The Long Halloween is also a Two-Face origin story that sees him promoted to Gotham City DA near the start of the story and, well, somewhere else by its conclusion. In lieu of Harvey, Sarsgaard plays Gil Colson, an original character for the film. Curiously, before Sarsgaard’s role was confirmed, some suggested he might be playing Harvey Dent, while yet others noted the character’s name bares a resemblance to that of a corrupt Gotham Police officer who helped Two-Face in an episode of Batman: The Animated Series. For the moment, we’re inclined to believe Sarsgaard is, in fact, playing a wholly new character with no ties to Gotham’s most famous lawyer, but the possibility does remain until we get a trailer.

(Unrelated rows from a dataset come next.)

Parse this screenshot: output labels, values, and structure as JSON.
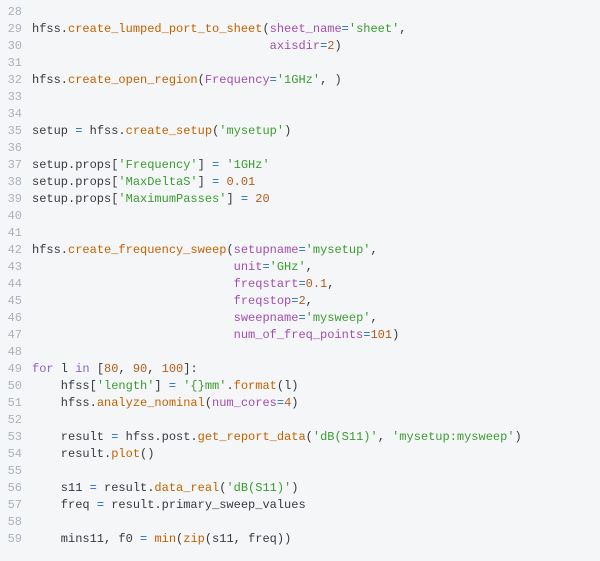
{
  "lines": [
    {
      "num": "28",
      "tokens": []
    },
    {
      "num": "29",
      "tokens": [
        {
          "c": "plain",
          "t": "hfss."
        },
        {
          "c": "fn",
          "t": "create_lumped_port_to_sheet"
        },
        {
          "c": "plain",
          "t": "("
        },
        {
          "c": "attr",
          "t": "sheet_name"
        },
        {
          "c": "op",
          "t": "="
        },
        {
          "c": "str",
          "t": "'sheet'"
        },
        {
          "c": "plain",
          "t": ","
        }
      ]
    },
    {
      "num": "30",
      "tokens": [
        {
          "c": "plain",
          "t": "                                 "
        },
        {
          "c": "attr",
          "t": "axisdir"
        },
        {
          "c": "op",
          "t": "="
        },
        {
          "c": "num",
          "t": "2"
        },
        {
          "c": "plain",
          "t": ")"
        }
      ]
    },
    {
      "num": "31",
      "tokens": []
    },
    {
      "num": "32",
      "tokens": [
        {
          "c": "plain",
          "t": "hfss."
        },
        {
          "c": "fn",
          "t": "create_open_region"
        },
        {
          "c": "plain",
          "t": "("
        },
        {
          "c": "attr",
          "t": "Frequency"
        },
        {
          "c": "op",
          "t": "="
        },
        {
          "c": "str",
          "t": "'1GHz'"
        },
        {
          "c": "plain",
          "t": ", )"
        }
      ]
    },
    {
      "num": "33",
      "tokens": []
    },
    {
      "num": "34",
      "tokens": []
    },
    {
      "num": "35",
      "tokens": [
        {
          "c": "plain",
          "t": "setup "
        },
        {
          "c": "op",
          "t": "="
        },
        {
          "c": "plain",
          "t": " hfss."
        },
        {
          "c": "fn",
          "t": "create_setup"
        },
        {
          "c": "plain",
          "t": "("
        },
        {
          "c": "str",
          "t": "'mysetup'"
        },
        {
          "c": "plain",
          "t": ")"
        }
      ]
    },
    {
      "num": "36",
      "tokens": []
    },
    {
      "num": "37",
      "tokens": [
        {
          "c": "plain",
          "t": "setup.props["
        },
        {
          "c": "str",
          "t": "'Frequency'"
        },
        {
          "c": "plain",
          "t": "] "
        },
        {
          "c": "op",
          "t": "="
        },
        {
          "c": "plain",
          "t": " "
        },
        {
          "c": "str",
          "t": "'1GHz'"
        }
      ]
    },
    {
      "num": "38",
      "tokens": [
        {
          "c": "plain",
          "t": "setup.props["
        },
        {
          "c": "str",
          "t": "'MaxDeltaS'"
        },
        {
          "c": "plain",
          "t": "] "
        },
        {
          "c": "op",
          "t": "="
        },
        {
          "c": "plain",
          "t": " "
        },
        {
          "c": "num",
          "t": "0.01"
        }
      ]
    },
    {
      "num": "39",
      "tokens": [
        {
          "c": "plain",
          "t": "setup.props["
        },
        {
          "c": "str",
          "t": "'MaximumPasses'"
        },
        {
          "c": "plain",
          "t": "] "
        },
        {
          "c": "op",
          "t": "="
        },
        {
          "c": "plain",
          "t": " "
        },
        {
          "c": "num",
          "t": "20"
        }
      ]
    },
    {
      "num": "40",
      "tokens": []
    },
    {
      "num": "41",
      "tokens": []
    },
    {
      "num": "42",
      "tokens": [
        {
          "c": "plain",
          "t": "hfss."
        },
        {
          "c": "fn",
          "t": "create_frequency_sweep"
        },
        {
          "c": "plain",
          "t": "("
        },
        {
          "c": "attr",
          "t": "setupname"
        },
        {
          "c": "op",
          "t": "="
        },
        {
          "c": "str",
          "t": "'mysetup'"
        },
        {
          "c": "plain",
          "t": ","
        }
      ]
    },
    {
      "num": "43",
      "tokens": [
        {
          "c": "plain",
          "t": "                            "
        },
        {
          "c": "attr",
          "t": "unit"
        },
        {
          "c": "op",
          "t": "="
        },
        {
          "c": "str",
          "t": "'GHz'"
        },
        {
          "c": "plain",
          "t": ","
        }
      ]
    },
    {
      "num": "44",
      "tokens": [
        {
          "c": "plain",
          "t": "                            "
        },
        {
          "c": "attr",
          "t": "freqstart"
        },
        {
          "c": "op",
          "t": "="
        },
        {
          "c": "num",
          "t": "0.1"
        },
        {
          "c": "plain",
          "t": ","
        }
      ]
    },
    {
      "num": "45",
      "tokens": [
        {
          "c": "plain",
          "t": "                            "
        },
        {
          "c": "attr",
          "t": "freqstop"
        },
        {
          "c": "op",
          "t": "="
        },
        {
          "c": "num",
          "t": "2"
        },
        {
          "c": "plain",
          "t": ","
        }
      ]
    },
    {
      "num": "46",
      "tokens": [
        {
          "c": "plain",
          "t": "                            "
        },
        {
          "c": "attr",
          "t": "sweepname"
        },
        {
          "c": "op",
          "t": "="
        },
        {
          "c": "str",
          "t": "'mysweep'"
        },
        {
          "c": "plain",
          "t": ","
        }
      ]
    },
    {
      "num": "47",
      "tokens": [
        {
          "c": "plain",
          "t": "                            "
        },
        {
          "c": "attr",
          "t": "num_of_freq_points"
        },
        {
          "c": "op",
          "t": "="
        },
        {
          "c": "num",
          "t": "101"
        },
        {
          "c": "plain",
          "t": ")"
        }
      ]
    },
    {
      "num": "48",
      "tokens": []
    },
    {
      "num": "49",
      "tokens": [
        {
          "c": "kw",
          "t": "for"
        },
        {
          "c": "plain",
          "t": " l "
        },
        {
          "c": "kw",
          "t": "in"
        },
        {
          "c": "plain",
          "t": " ["
        },
        {
          "c": "num",
          "t": "80"
        },
        {
          "c": "plain",
          "t": ", "
        },
        {
          "c": "num",
          "t": "90"
        },
        {
          "c": "plain",
          "t": ", "
        },
        {
          "c": "num",
          "t": "100"
        },
        {
          "c": "plain",
          "t": "]:"
        }
      ]
    },
    {
      "num": "50",
      "tokens": [
        {
          "c": "plain",
          "t": "    hfss["
        },
        {
          "c": "str",
          "t": "'length'"
        },
        {
          "c": "plain",
          "t": "] "
        },
        {
          "c": "op",
          "t": "="
        },
        {
          "c": "plain",
          "t": " "
        },
        {
          "c": "str",
          "t": "'{}mm'"
        },
        {
          "c": "plain",
          "t": "."
        },
        {
          "c": "builtin",
          "t": "format"
        },
        {
          "c": "plain",
          "t": "(l)"
        }
      ]
    },
    {
      "num": "51",
      "tokens": [
        {
          "c": "plain",
          "t": "    hfss."
        },
        {
          "c": "fn",
          "t": "analyze_nominal"
        },
        {
          "c": "plain",
          "t": "("
        },
        {
          "c": "attr",
          "t": "num_cores"
        },
        {
          "c": "op",
          "t": "="
        },
        {
          "c": "num",
          "t": "4"
        },
        {
          "c": "plain",
          "t": ")"
        }
      ]
    },
    {
      "num": "52",
      "tokens": []
    },
    {
      "num": "53",
      "tokens": [
        {
          "c": "plain",
          "t": "    result "
        },
        {
          "c": "op",
          "t": "="
        },
        {
          "c": "plain",
          "t": " hfss.post."
        },
        {
          "c": "fn",
          "t": "get_report_data"
        },
        {
          "c": "plain",
          "t": "("
        },
        {
          "c": "str",
          "t": "'dB(S11)'"
        },
        {
          "c": "plain",
          "t": ", "
        },
        {
          "c": "str",
          "t": "'mysetup:mysweep'"
        },
        {
          "c": "plain",
          "t": ")"
        }
      ]
    },
    {
      "num": "54",
      "tokens": [
        {
          "c": "plain",
          "t": "    result."
        },
        {
          "c": "fn",
          "t": "plot"
        },
        {
          "c": "plain",
          "t": "()"
        }
      ]
    },
    {
      "num": "55",
      "tokens": []
    },
    {
      "num": "56",
      "tokens": [
        {
          "c": "plain",
          "t": "    s11 "
        },
        {
          "c": "op",
          "t": "="
        },
        {
          "c": "plain",
          "t": " result."
        },
        {
          "c": "fn",
          "t": "data_real"
        },
        {
          "c": "plain",
          "t": "("
        },
        {
          "c": "str",
          "t": "'dB(S11)'"
        },
        {
          "c": "plain",
          "t": ")"
        }
      ]
    },
    {
      "num": "57",
      "tokens": [
        {
          "c": "plain",
          "t": "    freq "
        },
        {
          "c": "op",
          "t": "="
        },
        {
          "c": "plain",
          "t": " result.primary_sweep_values"
        }
      ]
    },
    {
      "num": "58",
      "tokens": []
    },
    {
      "num": "59",
      "tokens": [
        {
          "c": "plain",
          "t": "    mins11, f0 "
        },
        {
          "c": "op",
          "t": "="
        },
        {
          "c": "plain",
          "t": " "
        },
        {
          "c": "builtin",
          "t": "min"
        },
        {
          "c": "plain",
          "t": "("
        },
        {
          "c": "builtin",
          "t": "zip"
        },
        {
          "c": "plain",
          "t": "(s11, freq))"
        }
      ]
    }
  ]
}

This suspicion also extends to Lawson’s Bella Reál, another new character said to be running for mayor in the film. As with DA Colson, we’re willing to accept this as the truth until presented with evidence that she is really Barbara Gordon or Poison Ivy.

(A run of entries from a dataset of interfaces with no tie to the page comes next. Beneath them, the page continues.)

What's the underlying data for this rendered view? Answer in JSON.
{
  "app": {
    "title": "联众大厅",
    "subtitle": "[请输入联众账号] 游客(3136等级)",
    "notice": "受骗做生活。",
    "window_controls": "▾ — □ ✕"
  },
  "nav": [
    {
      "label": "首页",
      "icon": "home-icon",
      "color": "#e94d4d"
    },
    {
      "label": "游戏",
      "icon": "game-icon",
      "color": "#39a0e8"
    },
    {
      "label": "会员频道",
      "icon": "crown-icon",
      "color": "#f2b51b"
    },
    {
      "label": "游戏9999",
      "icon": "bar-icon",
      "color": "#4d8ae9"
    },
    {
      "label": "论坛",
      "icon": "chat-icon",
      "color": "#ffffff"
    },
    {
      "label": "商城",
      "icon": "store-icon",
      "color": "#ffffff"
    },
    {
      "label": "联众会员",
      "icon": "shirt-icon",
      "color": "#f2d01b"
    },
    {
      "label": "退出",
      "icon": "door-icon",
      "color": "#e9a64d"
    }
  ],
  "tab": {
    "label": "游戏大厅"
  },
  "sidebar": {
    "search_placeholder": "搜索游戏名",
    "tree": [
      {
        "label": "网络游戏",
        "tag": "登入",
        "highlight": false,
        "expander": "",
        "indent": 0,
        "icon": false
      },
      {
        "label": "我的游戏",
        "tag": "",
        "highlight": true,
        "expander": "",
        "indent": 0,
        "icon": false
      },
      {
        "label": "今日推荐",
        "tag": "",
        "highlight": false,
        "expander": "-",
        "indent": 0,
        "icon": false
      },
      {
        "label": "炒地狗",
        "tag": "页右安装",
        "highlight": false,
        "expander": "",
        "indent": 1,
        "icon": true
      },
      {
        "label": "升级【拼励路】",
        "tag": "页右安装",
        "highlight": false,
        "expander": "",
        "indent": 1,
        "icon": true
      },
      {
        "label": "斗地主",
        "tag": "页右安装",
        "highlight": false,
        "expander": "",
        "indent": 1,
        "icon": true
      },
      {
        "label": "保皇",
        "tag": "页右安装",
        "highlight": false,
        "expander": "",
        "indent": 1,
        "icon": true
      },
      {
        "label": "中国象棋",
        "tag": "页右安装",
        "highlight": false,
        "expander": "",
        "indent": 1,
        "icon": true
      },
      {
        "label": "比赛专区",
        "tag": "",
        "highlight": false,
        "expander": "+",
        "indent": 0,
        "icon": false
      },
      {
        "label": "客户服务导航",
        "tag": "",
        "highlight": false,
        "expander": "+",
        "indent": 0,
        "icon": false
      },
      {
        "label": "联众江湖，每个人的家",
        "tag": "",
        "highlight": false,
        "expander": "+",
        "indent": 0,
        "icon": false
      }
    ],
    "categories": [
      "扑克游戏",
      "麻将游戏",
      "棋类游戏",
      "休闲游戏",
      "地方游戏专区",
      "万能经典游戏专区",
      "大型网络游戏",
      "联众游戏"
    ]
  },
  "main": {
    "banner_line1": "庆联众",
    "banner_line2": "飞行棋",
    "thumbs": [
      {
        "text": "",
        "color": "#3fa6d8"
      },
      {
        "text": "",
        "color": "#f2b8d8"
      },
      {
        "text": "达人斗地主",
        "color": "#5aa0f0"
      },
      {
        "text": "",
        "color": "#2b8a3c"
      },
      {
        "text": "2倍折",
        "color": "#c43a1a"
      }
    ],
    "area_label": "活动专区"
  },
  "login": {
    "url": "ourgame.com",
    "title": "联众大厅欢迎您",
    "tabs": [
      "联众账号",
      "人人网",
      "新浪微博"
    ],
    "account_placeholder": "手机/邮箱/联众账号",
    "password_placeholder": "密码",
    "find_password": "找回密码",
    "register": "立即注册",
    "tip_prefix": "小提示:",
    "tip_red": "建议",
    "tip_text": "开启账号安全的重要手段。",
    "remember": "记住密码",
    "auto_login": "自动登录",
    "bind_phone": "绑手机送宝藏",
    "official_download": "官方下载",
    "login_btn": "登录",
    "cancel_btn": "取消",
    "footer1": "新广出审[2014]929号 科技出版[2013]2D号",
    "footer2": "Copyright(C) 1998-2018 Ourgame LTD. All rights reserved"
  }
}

As with Joker, Warner Bros. made the choice to debut The Batman’s key costume in a short video before any paparazzi had a chance to shoots pictures of it on location. Seen through darkness and red light, the suit seems to employ a more bare-bones, off-the-shelf aesthetic. The body armor continues Batman ‘89’s basic design choice, but a cowl made of fabric sets it apart from all other cinematic Batmen. Some have also speculated the bat symbol is made of the gun Joe Chill used to kill the Waynes. It’s all pretty interesting even if the video makes it look a little too much like Daredevil’s costume. Subsequent set pics also offered a better look at the cowl, which may be inspired by Silver Age comic book artists like Dick Sprang and Carmine Infantino.
Then, in March, Reeves unveiled the first look at the Batmobile. Eschewing the more outlandish design conventions established in Batman ’89, this car is, in fact, a muscle car with some obvious modifications. Long-time readers of Batman comics may even recognize the broad strokes of the design as the one Batman used through most of the 1980s and into the 1990s. The new Batmobile design continues the notion that Pattinson’s Bruce Wayne merely modified existing gear instead of inventing Bat-gadgets from whole cloth and, if nothing else, is an interesting departure from the previous Batman film cycles, particularly the tankish Tumbler and Justice League Batmobile.
Despite all the tell-tale markings of a reboot, The Batman’s place in the loose continuity of Warner Bros’s DC film slate is still up for debate. During the early phases of development, Reeves suggested it could take place out of continuity like Joker, but quickly backpedaled to say it will have some ties and maybe even a cameo or two. At the same time, recasting Jim Gordon, who was played by J.K. Simmons in Justice League, with Wright also suggests the film is in a world all its own. But then again, the DC Universe is a place where world-changing events create convenient retcons. Pattinson could simply replace Affleck’s Batman in the new DC film reality where Wonder Woman (Gal Gadot) co-exists with Harley Quinn (Margot Robbie) and the Suicide Squad of 2021. Is all depends on whether or not Reeves would be interested in utilizing any of those ideas or, indeed, if Pattinson would want to bring his Batman to play with the other DC film heroes.
The film will be released in the midst of a calendar that includes The Suicide Squad and Black Adam at the end of 2021. We wouldn’t put it past Warner Bros. to try to connect them, but we won’t be disappointed if they remain separate. In the meantime, though, the principle cast is expected to return for at least two sequels to The Batman.
The Batman is currently scheduled for release on June 25, 2021.